_Instructions for the task_:
Write every entry out again exactly, please, and skip the pictures.

_Data records_:

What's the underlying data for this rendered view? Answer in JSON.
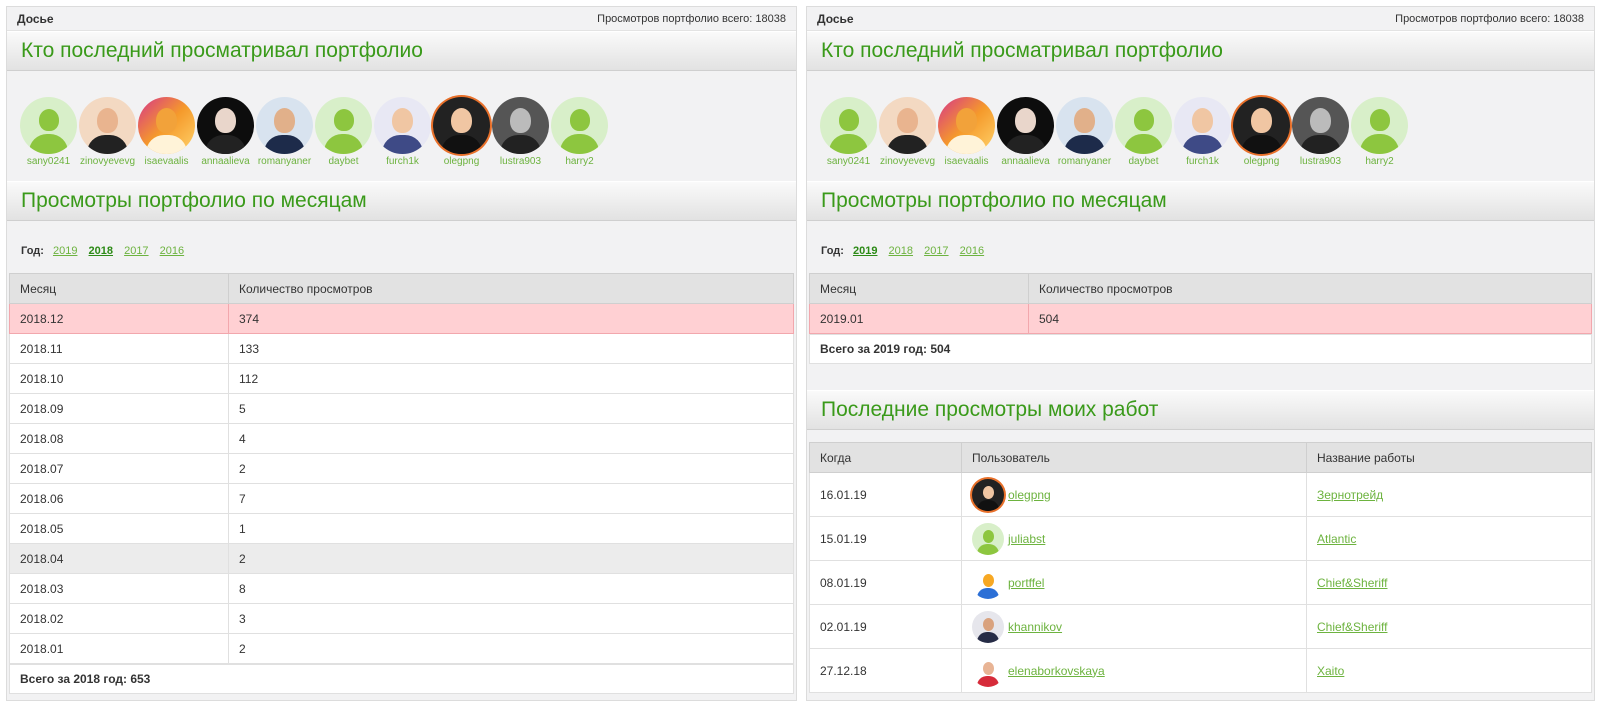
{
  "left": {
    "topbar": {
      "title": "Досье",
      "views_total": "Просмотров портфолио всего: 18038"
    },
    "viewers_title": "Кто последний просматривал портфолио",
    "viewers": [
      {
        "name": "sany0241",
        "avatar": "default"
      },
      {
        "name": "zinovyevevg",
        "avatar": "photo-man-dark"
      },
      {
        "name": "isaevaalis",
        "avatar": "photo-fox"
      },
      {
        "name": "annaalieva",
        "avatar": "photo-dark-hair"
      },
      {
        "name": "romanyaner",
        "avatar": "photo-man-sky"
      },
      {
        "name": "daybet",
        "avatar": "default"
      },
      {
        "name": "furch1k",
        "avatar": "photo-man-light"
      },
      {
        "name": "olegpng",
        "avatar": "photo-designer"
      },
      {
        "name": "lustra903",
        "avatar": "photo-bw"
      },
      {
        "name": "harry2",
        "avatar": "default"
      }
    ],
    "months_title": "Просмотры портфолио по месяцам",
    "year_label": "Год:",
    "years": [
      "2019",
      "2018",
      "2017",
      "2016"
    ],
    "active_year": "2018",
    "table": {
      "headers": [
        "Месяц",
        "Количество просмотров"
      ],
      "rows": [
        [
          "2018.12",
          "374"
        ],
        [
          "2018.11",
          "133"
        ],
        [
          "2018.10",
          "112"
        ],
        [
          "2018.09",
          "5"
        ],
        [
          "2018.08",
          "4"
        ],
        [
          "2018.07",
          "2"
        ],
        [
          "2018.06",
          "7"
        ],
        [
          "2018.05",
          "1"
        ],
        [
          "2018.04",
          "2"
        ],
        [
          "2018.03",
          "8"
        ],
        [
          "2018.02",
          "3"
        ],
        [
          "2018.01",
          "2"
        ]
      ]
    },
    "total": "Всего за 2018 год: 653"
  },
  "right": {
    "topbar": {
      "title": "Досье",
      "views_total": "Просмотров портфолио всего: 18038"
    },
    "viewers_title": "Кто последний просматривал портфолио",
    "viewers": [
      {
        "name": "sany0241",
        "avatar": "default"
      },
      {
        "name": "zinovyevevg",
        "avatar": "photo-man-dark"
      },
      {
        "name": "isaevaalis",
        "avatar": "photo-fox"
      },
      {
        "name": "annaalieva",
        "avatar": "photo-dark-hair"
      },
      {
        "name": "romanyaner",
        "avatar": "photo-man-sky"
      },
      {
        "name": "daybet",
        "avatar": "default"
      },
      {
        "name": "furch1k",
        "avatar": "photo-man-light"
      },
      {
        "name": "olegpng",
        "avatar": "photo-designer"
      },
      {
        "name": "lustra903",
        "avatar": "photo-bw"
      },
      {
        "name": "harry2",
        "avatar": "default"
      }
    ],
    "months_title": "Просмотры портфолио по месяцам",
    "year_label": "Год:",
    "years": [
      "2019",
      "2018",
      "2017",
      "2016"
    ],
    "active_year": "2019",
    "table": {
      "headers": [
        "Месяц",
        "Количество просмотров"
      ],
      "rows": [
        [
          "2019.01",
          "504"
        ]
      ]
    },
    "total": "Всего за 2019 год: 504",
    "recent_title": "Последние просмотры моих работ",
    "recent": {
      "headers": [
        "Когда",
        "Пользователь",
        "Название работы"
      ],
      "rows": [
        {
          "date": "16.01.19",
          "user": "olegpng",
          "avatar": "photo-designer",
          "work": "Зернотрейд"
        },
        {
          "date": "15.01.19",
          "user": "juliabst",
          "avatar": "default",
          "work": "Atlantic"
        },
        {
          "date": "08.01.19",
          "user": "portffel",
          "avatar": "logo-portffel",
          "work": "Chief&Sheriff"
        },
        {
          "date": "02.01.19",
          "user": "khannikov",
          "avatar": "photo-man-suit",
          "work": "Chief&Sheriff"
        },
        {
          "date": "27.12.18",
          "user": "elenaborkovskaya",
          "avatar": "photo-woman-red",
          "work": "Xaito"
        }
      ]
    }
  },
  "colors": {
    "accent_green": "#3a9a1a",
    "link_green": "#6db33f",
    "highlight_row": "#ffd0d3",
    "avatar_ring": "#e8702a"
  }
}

_Response to the exercise_:
What's the underlying data for this rendered view? Answer in JSON.
{
  "left": {
    "topbar": {
      "title": "Досье",
      "views_total": "Просмотров портфолио всего: 18038"
    },
    "viewers_title": "Кто последний просматривал портфолио",
    "viewers": [
      {
        "name": "sany0241",
        "avatar": "default"
      },
      {
        "name": "zinovyevevg",
        "avatar": "photo-man-dark"
      },
      {
        "name": "isaevaalis",
        "avatar": "photo-fox"
      },
      {
        "name": "annaalieva",
        "avatar": "photo-dark-hair"
      },
      {
        "name": "romanyaner",
        "avatar": "photo-man-sky"
      },
      {
        "name": "daybet",
        "avatar": "default"
      },
      {
        "name": "furch1k",
        "avatar": "photo-man-light"
      },
      {
        "name": "olegpng",
        "avatar": "photo-designer"
      },
      {
        "name": "lustra903",
        "avatar": "photo-bw"
      },
      {
        "name": "harry2",
        "avatar": "default"
      }
    ],
    "months_title": "Просмотры портфолио по месяцам",
    "year_label": "Год:",
    "years": [
      "2019",
      "2018",
      "2017",
      "2016"
    ],
    "active_year": "2018",
    "table": {
      "headers": [
        "Месяц",
        "Количество просмотров"
      ],
      "rows": [
        [
          "2018.12",
          "374"
        ],
        [
          "2018.11",
          "133"
        ],
        [
          "2018.10",
          "112"
        ],
        [
          "2018.09",
          "5"
        ],
        [
          "2018.08",
          "4"
        ],
        [
          "2018.07",
          "2"
        ],
        [
          "2018.06",
          "7"
        ],
        [
          "2018.05",
          "1"
        ],
        [
          "2018.04",
          "2"
        ],
        [
          "2018.03",
          "8"
        ],
        [
          "2018.02",
          "3"
        ],
        [
          "2018.01",
          "2"
        ]
      ]
    },
    "total": "Всего за 2018 год: 653"
  },
  "right": {
    "topbar": {
      "title": "Досье",
      "views_total": "Просмотров портфолио всего: 18038"
    },
    "viewers_title": "Кто последний просматривал портфолио",
    "viewers": [
      {
        "name": "sany0241",
        "avatar": "default"
      },
      {
        "name": "zinovyevevg",
        "avatar": "photo-man-dark"
      },
      {
        "name": "isaevaalis",
        "avatar": "photo-fox"
      },
      {
        "name": "annaalieva",
        "avatar": "photo-dark-hair"
      },
      {
        "name": "romanyaner",
        "avatar": "photo-man-sky"
      },
      {
        "name": "daybet",
        "avatar": "default"
      },
      {
        "name": "furch1k",
        "avatar": "photo-man-light"
      },
      {
        "name": "olegpng",
        "avatar": "photo-designer"
      },
      {
        "name": "lustra903",
        "avatar": "photo-bw"
      },
      {
        "name": "harry2",
        "avatar": "default"
      }
    ],
    "months_title": "Просмотры портфолио по месяцам",
    "year_label": "Год:",
    "years": [
      "2019",
      "2018",
      "2017",
      "2016"
    ],
    "active_year": "2019",
    "table": {
      "headers": [
        "Месяц",
        "Количество просмотров"
      ],
      "rows": [
        [
          "2019.01",
          "504"
        ]
      ]
    },
    "total": "Всего за 2019 год: 504",
    "recent_title": "Последние просмотры моих работ",
    "recent": {
      "headers": [
        "Когда",
        "Пользователь",
        "Название работы"
      ],
      "rows": [
        {
          "date": "16.01.19",
          "user": "olegpng",
          "avatar": "photo-designer",
          "work": "Зернотрейд"
        },
        {
          "date": "15.01.19",
          "user": "juliabst",
          "avatar": "default",
          "work": "Atlantic"
        },
        {
          "date": "08.01.19",
          "user": "portffel",
          "avatar": "logo-portffel",
          "work": "Chief&Sheriff"
        },
        {
          "date": "02.01.19",
          "user": "khannikov",
          "avatar": "photo-man-suit",
          "work": "Chief&Sheriff"
        },
        {
          "date": "27.12.18",
          "user": "elenaborkovskaya",
          "avatar": "photo-woman-red",
          "work": "Xaito"
        }
      ]
    }
  },
  "colors": {
    "accent_green": "#3a9a1a",
    "link_green": "#6db33f",
    "highlight_row": "#ffd0d3",
    "avatar_ring": "#e8702a"
  }
}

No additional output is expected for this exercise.